Task objective - Find and copy each line in the material below where the string "icon" occurs.

Supplied entries -

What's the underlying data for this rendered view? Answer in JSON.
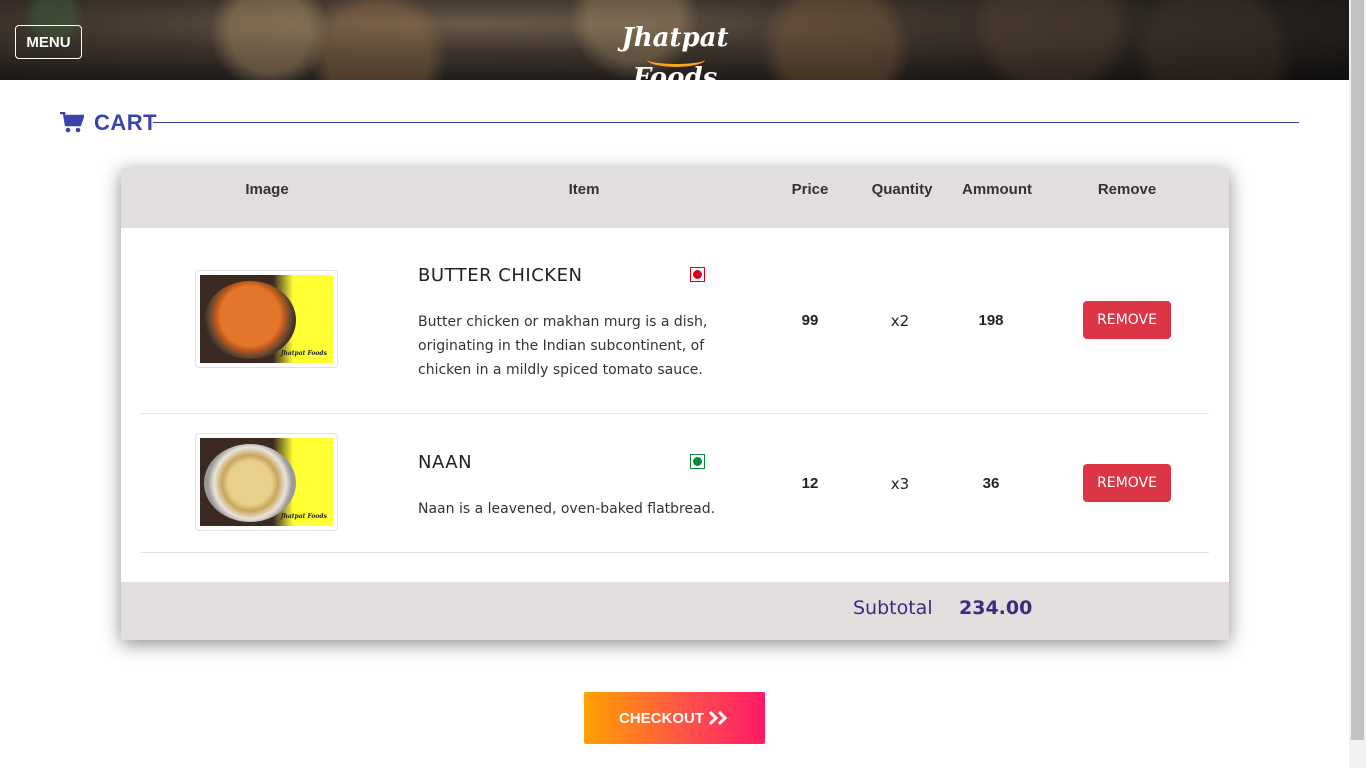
{
  "header": {
    "menu_label": "MENU",
    "brand": "Jhatpat Foods"
  },
  "cart": {
    "title": "CART",
    "icon": "shopping-cart-icon",
    "columns": [
      "Image",
      "Item",
      "Price",
      "Quantity",
      "Ammount",
      "Remove"
    ],
    "items": [
      {
        "name": "BUTTER CHICKEN",
        "description": "Butter chicken or makhan murg is a dish, originating in the Indian subcontinent, of chicken in a mildly spiced tomato sauce.",
        "diet": "non-veg",
        "diet_color": "#e0001b",
        "price": "99",
        "quantity": "x2",
        "amount": "198",
        "remove_label": "REMOVE",
        "image_brand": "Jhatpat Foods"
      },
      {
        "name": "NAAN",
        "description": "Naan is a leavened, oven-baked flatbread.",
        "diet": "veg",
        "diet_color": "#0b8a3c",
        "price": "12",
        "quantity": "x3",
        "amount": "36",
        "remove_label": "REMOVE",
        "image_brand": "Jhatpat Foods"
      }
    ],
    "subtotal_label": "Subtotal",
    "subtotal_value": "234.00"
  },
  "checkout": {
    "label": "CHECKOUT",
    "icon": "double-chevron-right-icon"
  },
  "colors": {
    "accent": "#3b44a8",
    "remove": "#dc3545",
    "header_bg": "#e3dede",
    "subtotal_text": "#3b2a80",
    "logo_swoosh": "#f4a71e",
    "checkout_gradient": [
      "#ffa100",
      "#ff1a66"
    ]
  }
}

Task output -
    "icon": "shopping-cart-icon",
    "icon": "double-chevron-right-icon"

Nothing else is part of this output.